Leave out the pictures and restate exactly, and only, the lines from the one that contains "Transcribe this image's" through the final line of the material below.
*** PROVIDED INFORMATION ***
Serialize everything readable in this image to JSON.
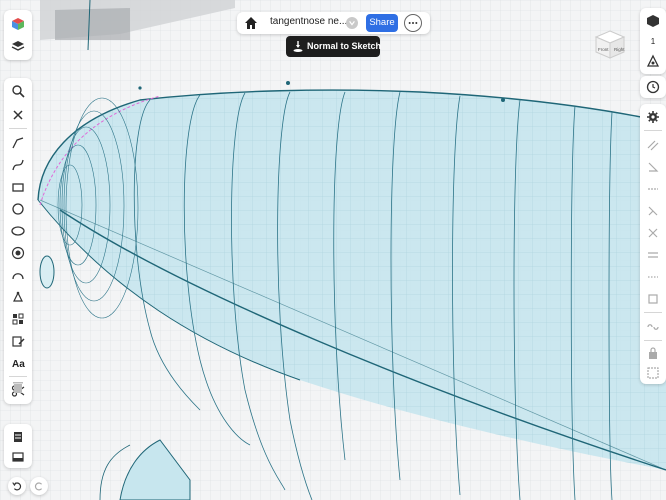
{
  "document": {
    "title": "tangentnose ne..."
  },
  "topbar": {
    "share_label": "Share"
  },
  "view": {
    "normal_to_sketch_label": "Normal to Sketch"
  },
  "view_cube": {
    "face_left": "Front",
    "face_right": "Right"
  },
  "right_toolbar": {
    "scale_value": "1"
  },
  "colors": {
    "accent": "#2f6fe4",
    "surface": "#bfe2ea",
    "edge": "#1f6677"
  }
}
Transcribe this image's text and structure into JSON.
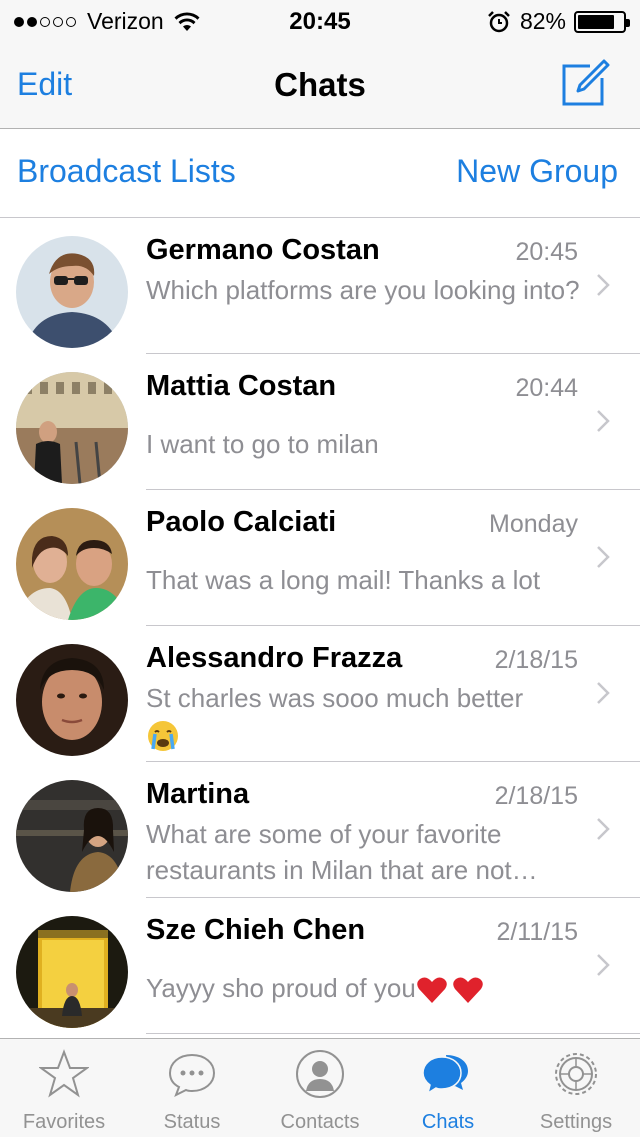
{
  "status_bar": {
    "carrier": "Verizon",
    "time": "20:45",
    "battery": "82%",
    "battery_level": 0.82,
    "signal_bars": 2,
    "signal_total": 5
  },
  "nav": {
    "edit_label": "Edit",
    "title": "Chats"
  },
  "subbar": {
    "broadcast_label": "Broadcast Lists",
    "new_group_label": "New Group"
  },
  "chats": [
    {
      "name": "Germano Costan",
      "time": "20:45",
      "message": "Which platforms are you looking into?"
    },
    {
      "name": "Mattia Costan",
      "time": "20:44",
      "message": "I want to go to milan"
    },
    {
      "name": "Paolo Calciati",
      "time": "Monday",
      "message": "That was a long mail! Thanks a lot"
    },
    {
      "name": "Alessandro Frazza",
      "time": "2/18/15",
      "message": "St charles was sooo much better"
    },
    {
      "name": "Martina",
      "time": "2/18/15",
      "message": "What are some of your favorite restaurants in Milan that are not expensive?"
    },
    {
      "name": "Sze Chieh Chen",
      "time": "2/11/15",
      "message": "Yayyy sho proud of you"
    }
  ],
  "tabs": [
    {
      "label": "Favorites",
      "icon": "star-icon"
    },
    {
      "label": "Status",
      "icon": "speech-bubble-icon"
    },
    {
      "label": "Contacts",
      "icon": "person-icon"
    },
    {
      "label": "Chats",
      "icon": "chats-icon"
    },
    {
      "label": "Settings",
      "icon": "gear-icon"
    }
  ],
  "colors": {
    "accent": "#1d7fe0",
    "secondary_text": "#8e8e93",
    "bar_background": "#f7f7f7"
  }
}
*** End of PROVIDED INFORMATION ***
#### [SOLUTION FOR THIS TASK]
Transcribe this image's text and structure into JSON.
{
  "status_bar": {
    "carrier": "Verizon",
    "time": "20:45",
    "battery": "82%",
    "battery_level": 0.82,
    "signal_bars": 2,
    "signal_total": 5
  },
  "nav": {
    "edit_label": "Edit",
    "title": "Chats"
  },
  "subbar": {
    "broadcast_label": "Broadcast Lists",
    "new_group_label": "New Group"
  },
  "chats": [
    {
      "name": "Germano Costan",
      "time": "20:45",
      "message": "Which platforms are you looking into?"
    },
    {
      "name": "Mattia Costan",
      "time": "20:44",
      "message": "I want to go to milan"
    },
    {
      "name": "Paolo Calciati",
      "time": "Monday",
      "message": "That was a long mail! Thanks a lot"
    },
    {
      "name": "Alessandro Frazza",
      "time": "2/18/15",
      "message": "St charles was sooo much better"
    },
    {
      "name": "Martina",
      "time": "2/18/15",
      "message": "What are some of your favorite restaurants in Milan that are not expensive?"
    },
    {
      "name": "Sze Chieh Chen",
      "time": "2/11/15",
      "message": "Yayyy sho proud of you"
    }
  ],
  "tabs": [
    {
      "label": "Favorites",
      "icon": "star-icon"
    },
    {
      "label": "Status",
      "icon": "speech-bubble-icon"
    },
    {
      "label": "Contacts",
      "icon": "person-icon"
    },
    {
      "label": "Chats",
      "icon": "chats-icon"
    },
    {
      "label": "Settings",
      "icon": "gear-icon"
    }
  ],
  "colors": {
    "accent": "#1d7fe0",
    "secondary_text": "#8e8e93",
    "bar_background": "#f7f7f7"
  }
}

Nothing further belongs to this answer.